** DATA TO EXAMINE follows **

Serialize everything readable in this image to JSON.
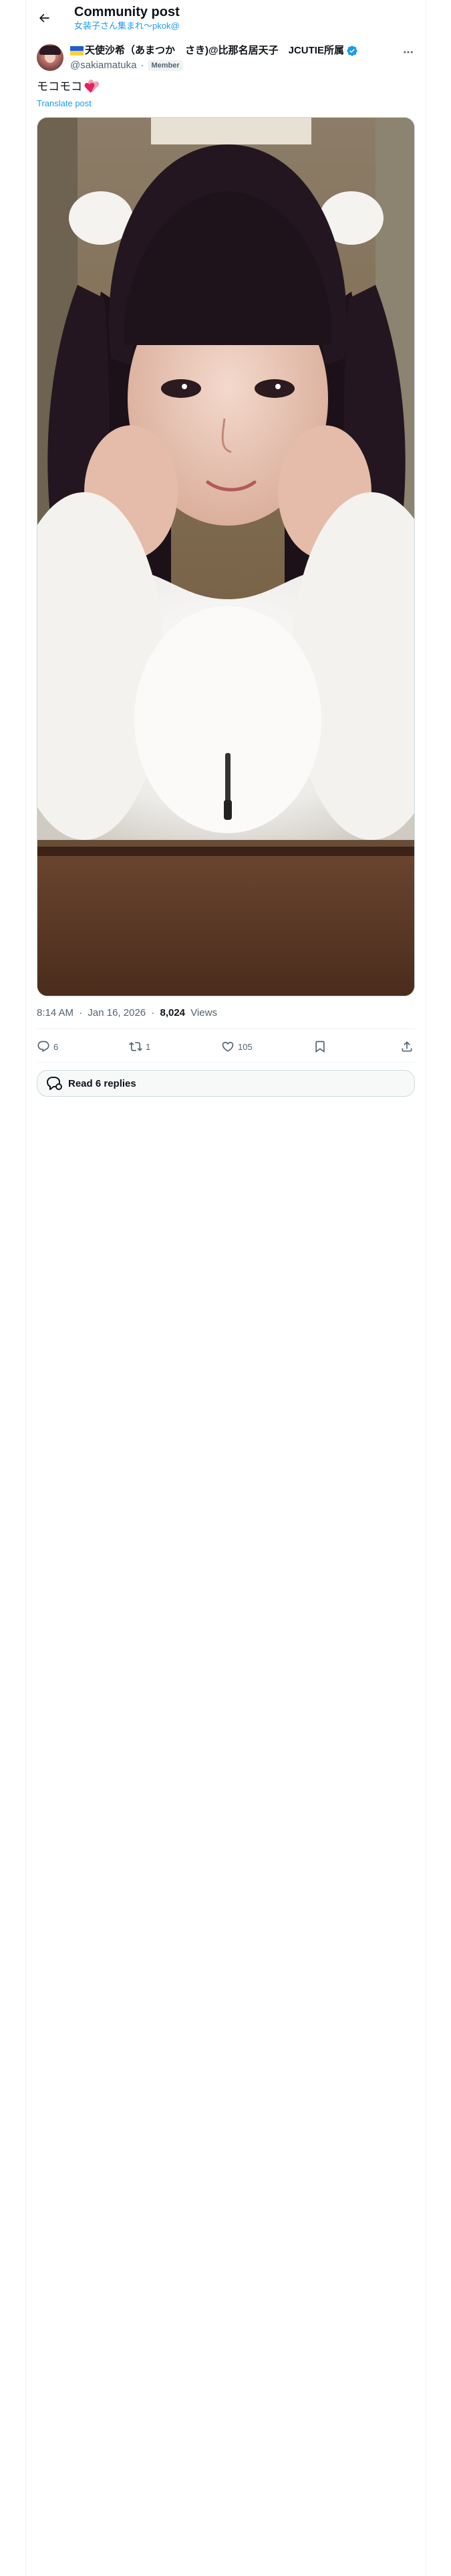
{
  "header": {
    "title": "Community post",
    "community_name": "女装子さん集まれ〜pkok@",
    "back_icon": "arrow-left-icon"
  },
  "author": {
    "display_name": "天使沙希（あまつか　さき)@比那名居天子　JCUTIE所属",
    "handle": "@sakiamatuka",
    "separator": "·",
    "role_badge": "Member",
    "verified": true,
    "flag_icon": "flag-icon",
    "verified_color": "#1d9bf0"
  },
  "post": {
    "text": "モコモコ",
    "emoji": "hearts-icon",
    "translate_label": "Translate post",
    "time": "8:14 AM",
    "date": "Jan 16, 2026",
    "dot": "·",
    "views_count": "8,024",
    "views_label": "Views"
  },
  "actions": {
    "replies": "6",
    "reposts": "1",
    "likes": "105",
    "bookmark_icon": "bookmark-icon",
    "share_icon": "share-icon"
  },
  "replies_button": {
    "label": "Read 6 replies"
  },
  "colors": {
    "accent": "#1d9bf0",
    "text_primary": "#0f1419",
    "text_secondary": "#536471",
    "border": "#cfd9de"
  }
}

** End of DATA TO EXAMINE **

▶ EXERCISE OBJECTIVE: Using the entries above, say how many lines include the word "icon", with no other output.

▶ SOLUTION: 5